Kelly’s daughter went on to raise $7,500 and built a well of her own that will supply water to people for 20 years. “The experience has given her more empathy,” says Kelly, “and a greater understanding about the hierarchy of needs.”
Of course, you don’t need to go to Haiti to teach your kids about helping others. Kelly started out taking her girls on food drives for the Salvation Army and on trips to the Food Bank for New York City.
“I didn’t expect anything of them at first, just brought them along when I would go volunteer or visit,” said Kelly. “Afterward we would talk about what they saw and I would offer positive encouragement. ‘Did you see the effect you had on people? When you handed that woman the bag of groceries, did you see how she smiled at you? Can you imagine how different her week will be knowing she has food to eat?’”
Kelly sees it as making kids comfortable with social responsibility. “Many kids are just not exposed to real levels of poverty and crisis. They know other people have less than them but don’t really think about how those people feel or what they can do to help. The more exposure they have, the more empowered they feel about helping and it becomes ingrained in them. They feel comfortable contributing on their own terms.”
Wielding your power
We all have finite resources. Once you and your family begin using your powers for good, you will quickly find that there is always more work to be done. More great causes, more people in need and more donations required. There will always be more requests for support than you can ever handle. So how do you choose what to support and what to decline?
Kelly offers these tips:

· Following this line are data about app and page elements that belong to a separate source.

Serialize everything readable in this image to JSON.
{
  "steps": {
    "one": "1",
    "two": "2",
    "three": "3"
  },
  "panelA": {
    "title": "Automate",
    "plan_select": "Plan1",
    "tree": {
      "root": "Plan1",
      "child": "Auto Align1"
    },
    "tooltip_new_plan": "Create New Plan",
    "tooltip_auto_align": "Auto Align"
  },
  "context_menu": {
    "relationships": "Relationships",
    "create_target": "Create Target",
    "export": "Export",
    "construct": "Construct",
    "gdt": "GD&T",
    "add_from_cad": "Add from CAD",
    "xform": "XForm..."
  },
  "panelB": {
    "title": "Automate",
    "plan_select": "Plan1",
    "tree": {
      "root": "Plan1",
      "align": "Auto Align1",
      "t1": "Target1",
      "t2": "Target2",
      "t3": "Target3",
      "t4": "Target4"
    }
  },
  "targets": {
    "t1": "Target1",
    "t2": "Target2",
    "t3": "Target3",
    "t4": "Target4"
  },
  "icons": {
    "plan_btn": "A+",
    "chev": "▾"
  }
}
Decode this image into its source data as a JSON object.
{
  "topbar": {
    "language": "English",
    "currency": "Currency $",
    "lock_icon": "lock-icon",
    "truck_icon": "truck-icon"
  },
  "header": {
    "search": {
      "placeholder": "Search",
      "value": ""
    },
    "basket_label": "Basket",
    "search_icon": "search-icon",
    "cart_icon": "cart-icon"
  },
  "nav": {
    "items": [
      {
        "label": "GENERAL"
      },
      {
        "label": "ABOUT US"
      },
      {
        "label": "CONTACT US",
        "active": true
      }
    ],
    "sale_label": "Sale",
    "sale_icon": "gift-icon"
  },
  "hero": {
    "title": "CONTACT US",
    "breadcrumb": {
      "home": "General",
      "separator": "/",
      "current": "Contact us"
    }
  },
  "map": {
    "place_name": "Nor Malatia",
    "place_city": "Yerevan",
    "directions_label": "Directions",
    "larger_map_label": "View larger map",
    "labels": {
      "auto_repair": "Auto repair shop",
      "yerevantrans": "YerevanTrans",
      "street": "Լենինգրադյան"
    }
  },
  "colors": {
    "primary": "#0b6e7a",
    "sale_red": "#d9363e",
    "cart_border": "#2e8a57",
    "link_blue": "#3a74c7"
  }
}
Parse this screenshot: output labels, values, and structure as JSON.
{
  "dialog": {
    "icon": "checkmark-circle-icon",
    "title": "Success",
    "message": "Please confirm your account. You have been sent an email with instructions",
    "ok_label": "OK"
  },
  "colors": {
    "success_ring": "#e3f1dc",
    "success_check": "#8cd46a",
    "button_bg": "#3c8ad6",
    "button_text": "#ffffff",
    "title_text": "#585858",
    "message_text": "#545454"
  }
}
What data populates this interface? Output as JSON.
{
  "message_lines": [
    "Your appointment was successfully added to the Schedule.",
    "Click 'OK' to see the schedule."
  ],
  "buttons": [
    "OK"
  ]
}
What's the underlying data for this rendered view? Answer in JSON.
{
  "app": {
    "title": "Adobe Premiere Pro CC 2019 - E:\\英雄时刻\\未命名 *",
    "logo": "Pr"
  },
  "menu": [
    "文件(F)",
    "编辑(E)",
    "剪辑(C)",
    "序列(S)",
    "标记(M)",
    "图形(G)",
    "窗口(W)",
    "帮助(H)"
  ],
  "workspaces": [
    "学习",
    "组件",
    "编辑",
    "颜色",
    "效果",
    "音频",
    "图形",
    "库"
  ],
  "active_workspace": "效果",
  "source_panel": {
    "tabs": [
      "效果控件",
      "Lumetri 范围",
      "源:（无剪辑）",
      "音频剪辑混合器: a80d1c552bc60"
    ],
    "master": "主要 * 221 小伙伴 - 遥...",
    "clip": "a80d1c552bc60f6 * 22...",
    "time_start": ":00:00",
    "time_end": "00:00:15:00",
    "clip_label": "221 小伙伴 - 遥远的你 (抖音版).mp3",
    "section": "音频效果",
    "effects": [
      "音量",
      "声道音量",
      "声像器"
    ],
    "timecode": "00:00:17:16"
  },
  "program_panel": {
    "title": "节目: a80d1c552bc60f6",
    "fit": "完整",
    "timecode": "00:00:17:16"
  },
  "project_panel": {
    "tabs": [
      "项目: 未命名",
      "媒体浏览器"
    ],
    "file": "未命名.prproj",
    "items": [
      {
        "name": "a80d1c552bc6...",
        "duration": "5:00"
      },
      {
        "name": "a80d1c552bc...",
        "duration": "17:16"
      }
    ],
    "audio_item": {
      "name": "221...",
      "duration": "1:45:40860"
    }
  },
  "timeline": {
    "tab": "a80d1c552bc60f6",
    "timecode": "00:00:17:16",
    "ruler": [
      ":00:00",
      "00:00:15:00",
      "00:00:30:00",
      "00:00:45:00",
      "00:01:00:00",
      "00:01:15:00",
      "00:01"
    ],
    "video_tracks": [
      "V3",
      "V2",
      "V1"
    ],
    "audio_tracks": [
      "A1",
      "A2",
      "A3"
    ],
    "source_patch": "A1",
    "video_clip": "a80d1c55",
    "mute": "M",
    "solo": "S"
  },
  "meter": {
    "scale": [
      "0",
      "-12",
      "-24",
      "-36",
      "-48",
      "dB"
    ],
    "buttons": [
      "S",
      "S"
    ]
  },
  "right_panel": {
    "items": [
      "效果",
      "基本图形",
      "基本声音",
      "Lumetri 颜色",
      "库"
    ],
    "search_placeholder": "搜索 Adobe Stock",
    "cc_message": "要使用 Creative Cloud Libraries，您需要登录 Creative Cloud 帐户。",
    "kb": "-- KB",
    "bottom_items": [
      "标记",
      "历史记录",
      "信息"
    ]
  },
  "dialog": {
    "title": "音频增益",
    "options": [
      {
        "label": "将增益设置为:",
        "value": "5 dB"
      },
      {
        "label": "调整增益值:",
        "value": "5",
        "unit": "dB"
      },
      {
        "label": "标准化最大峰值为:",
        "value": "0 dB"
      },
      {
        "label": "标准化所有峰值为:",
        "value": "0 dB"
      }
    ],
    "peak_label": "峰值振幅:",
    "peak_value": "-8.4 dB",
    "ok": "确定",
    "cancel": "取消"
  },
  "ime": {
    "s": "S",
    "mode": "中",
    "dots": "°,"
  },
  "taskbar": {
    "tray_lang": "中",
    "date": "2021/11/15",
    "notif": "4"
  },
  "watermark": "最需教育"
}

-Be aware and be proactive. When you choose to work with a charity, get to know how it works, financially and operationally. Always be hands-on when raising money and understand exactly where and how that money will be used. Unfortunately, there are people out there who create charities just to host parties. Seek out quality organizations that really need your help and where you can make the most impact.
-Focus your efforts. Choose one or two causes or commit to a sector. Kelly and her daughters have chosen to support charities that provide food and water to people in need. In addition to being a Celebrity Ambassador for Generosity Water, Kelly and her girls support the Food Bank for New York City.
-Give what you can. You receive a request from a friend or a charity asking for support. You believe it’s an important cause and want to help, but you don’t have the means to provide what they are asking for. Be honest. There are always different levels of support. If you can’t afford to buy a gala ticket, offer to help stuff swag bags instead. If you don’t have the time, maybe you can help corral a couple other volunteers.
Your own mission
We love the way Kelly and her family are using the forces of social media, traditional media and personal brand building in order to make positive change in the world. The philanthropic work they do to help others has the add-on effect of bringing them closer together as a family unit. It is a virtuous cycle of goodness that we hope will inspire you to find your own mission, too.